▶ [Task description]:
Could you show each line of the records that contains the word "data"?

________________

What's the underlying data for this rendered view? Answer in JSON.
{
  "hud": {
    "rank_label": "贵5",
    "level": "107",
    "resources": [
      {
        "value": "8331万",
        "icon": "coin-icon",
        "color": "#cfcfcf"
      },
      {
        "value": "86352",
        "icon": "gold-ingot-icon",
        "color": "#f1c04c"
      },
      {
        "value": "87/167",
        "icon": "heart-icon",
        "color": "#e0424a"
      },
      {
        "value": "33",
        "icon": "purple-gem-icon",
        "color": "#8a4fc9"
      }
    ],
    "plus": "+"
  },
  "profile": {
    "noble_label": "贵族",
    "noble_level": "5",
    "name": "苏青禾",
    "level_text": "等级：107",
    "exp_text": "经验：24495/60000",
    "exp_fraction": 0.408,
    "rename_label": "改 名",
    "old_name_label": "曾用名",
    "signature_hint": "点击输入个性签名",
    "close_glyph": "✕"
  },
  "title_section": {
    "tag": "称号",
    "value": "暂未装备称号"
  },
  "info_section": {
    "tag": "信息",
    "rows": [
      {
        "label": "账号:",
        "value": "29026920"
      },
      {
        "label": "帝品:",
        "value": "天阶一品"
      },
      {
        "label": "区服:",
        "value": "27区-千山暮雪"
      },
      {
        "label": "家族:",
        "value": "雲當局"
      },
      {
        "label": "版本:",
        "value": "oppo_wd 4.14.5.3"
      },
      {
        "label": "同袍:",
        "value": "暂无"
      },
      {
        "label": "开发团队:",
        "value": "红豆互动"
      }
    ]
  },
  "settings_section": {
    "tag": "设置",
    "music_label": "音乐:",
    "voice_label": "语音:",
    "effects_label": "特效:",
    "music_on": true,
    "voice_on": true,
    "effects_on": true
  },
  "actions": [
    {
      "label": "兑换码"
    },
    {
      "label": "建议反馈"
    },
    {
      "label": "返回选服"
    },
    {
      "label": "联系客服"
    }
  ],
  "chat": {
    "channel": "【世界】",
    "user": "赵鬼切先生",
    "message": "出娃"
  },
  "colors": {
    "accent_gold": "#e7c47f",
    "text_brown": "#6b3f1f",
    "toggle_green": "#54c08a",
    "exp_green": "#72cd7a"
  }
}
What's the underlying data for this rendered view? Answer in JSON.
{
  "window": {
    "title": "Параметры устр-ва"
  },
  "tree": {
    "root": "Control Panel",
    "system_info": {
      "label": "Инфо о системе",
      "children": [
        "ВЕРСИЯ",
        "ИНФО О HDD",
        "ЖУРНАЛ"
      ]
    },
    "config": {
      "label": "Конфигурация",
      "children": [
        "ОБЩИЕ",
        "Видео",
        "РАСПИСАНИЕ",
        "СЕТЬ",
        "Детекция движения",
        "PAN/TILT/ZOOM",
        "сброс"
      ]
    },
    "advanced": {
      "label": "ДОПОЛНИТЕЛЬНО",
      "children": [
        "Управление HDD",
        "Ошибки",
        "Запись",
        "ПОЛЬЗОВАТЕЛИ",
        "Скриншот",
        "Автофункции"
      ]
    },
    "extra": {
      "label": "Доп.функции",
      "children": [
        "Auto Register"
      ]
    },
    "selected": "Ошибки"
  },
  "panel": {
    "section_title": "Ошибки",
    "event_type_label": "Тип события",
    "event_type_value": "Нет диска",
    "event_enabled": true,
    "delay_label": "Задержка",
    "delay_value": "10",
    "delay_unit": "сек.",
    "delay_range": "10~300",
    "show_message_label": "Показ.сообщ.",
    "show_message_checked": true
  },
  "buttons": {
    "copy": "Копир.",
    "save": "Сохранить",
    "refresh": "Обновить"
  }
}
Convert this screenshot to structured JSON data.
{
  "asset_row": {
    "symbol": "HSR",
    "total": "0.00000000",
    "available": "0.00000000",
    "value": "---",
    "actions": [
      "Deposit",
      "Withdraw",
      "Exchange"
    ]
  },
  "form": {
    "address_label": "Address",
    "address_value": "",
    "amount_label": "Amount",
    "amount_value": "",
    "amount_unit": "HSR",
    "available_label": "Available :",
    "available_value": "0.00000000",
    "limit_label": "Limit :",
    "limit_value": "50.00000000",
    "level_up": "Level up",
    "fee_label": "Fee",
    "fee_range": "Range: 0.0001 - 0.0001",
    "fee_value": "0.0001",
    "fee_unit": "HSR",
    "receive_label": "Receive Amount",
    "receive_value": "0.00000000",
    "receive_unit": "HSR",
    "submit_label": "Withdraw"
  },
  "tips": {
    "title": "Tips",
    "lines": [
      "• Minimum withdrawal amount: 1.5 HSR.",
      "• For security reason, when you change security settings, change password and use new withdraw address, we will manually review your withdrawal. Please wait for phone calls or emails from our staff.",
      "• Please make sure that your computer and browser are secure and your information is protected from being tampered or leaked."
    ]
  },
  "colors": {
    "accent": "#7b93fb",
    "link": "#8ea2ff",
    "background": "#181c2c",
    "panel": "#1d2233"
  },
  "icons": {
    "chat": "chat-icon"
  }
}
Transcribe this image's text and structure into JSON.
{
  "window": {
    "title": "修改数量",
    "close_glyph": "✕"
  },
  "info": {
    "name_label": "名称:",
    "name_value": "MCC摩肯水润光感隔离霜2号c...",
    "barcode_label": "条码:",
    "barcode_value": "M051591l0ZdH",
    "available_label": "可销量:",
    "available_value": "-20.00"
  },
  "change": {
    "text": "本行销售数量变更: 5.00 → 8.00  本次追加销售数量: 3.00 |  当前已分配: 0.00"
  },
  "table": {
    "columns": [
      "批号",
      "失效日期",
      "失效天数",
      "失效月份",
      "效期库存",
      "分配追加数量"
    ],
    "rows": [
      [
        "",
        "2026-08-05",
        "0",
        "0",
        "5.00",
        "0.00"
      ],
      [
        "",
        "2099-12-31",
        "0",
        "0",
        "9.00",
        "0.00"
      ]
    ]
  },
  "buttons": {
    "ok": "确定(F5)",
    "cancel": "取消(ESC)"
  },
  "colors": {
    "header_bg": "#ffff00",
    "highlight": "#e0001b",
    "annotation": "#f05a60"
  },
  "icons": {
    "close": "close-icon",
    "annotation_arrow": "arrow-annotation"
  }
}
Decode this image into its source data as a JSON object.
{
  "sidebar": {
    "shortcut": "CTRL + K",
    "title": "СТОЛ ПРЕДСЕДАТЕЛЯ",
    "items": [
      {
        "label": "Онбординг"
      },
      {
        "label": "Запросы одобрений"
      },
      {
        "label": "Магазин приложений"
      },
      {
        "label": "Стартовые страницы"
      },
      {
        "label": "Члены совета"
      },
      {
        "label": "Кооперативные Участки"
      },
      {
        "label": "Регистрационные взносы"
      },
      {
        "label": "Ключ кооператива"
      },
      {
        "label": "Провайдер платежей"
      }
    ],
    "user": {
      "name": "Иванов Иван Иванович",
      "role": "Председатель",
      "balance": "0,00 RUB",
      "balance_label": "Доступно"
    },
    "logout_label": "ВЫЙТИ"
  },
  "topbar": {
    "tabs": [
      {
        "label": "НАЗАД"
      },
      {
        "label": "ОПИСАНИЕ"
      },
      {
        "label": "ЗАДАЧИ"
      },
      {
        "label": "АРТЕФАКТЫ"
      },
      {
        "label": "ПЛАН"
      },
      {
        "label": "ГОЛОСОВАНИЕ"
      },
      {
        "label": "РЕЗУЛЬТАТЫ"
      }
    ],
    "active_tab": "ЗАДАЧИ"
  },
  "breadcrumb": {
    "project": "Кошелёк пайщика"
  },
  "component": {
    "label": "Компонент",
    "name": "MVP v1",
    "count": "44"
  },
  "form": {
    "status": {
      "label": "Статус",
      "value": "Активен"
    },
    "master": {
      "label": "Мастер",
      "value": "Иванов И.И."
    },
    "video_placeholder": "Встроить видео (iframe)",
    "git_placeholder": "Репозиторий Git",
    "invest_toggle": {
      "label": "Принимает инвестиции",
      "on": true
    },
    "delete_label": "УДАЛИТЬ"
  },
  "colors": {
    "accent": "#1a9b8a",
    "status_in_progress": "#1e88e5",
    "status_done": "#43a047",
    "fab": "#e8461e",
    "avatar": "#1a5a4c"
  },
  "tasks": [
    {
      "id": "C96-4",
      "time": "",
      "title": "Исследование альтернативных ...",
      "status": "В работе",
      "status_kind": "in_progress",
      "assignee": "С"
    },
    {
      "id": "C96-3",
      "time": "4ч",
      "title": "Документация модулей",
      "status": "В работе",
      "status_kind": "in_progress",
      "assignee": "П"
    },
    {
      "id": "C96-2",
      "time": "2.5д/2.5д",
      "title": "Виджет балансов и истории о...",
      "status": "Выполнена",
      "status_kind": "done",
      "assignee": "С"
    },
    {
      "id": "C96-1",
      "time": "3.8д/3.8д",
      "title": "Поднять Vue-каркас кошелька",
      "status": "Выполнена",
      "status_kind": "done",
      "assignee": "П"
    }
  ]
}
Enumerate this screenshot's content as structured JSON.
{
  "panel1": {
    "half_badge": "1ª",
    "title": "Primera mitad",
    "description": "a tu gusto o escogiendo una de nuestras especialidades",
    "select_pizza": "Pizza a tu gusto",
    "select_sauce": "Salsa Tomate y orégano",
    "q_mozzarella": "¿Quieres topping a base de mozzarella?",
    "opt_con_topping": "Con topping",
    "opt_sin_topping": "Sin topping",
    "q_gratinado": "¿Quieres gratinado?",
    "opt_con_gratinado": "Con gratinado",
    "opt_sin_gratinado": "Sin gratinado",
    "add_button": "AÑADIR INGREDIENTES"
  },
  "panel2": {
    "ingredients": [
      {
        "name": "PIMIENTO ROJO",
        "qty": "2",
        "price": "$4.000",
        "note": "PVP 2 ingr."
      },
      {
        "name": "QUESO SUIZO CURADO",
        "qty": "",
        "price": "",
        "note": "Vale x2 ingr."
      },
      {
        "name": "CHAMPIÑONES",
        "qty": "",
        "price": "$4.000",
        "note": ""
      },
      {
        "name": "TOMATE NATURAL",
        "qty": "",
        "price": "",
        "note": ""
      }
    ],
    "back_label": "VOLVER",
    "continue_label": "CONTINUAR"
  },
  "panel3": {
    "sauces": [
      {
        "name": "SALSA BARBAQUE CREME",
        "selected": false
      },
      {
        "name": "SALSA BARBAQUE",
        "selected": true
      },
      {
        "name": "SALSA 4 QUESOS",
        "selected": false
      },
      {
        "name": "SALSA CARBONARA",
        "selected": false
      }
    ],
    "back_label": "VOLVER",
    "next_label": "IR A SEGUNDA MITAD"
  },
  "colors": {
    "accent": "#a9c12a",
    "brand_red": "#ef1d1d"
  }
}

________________

▶ [Response area]:
What's the underlying data for this rendered view? Answer in JSON.
What's the underlying data for this rendered view? Answer in JSON.
Convert this screenshot to structured JSON data.
Decode this image into its source data as a JSON object.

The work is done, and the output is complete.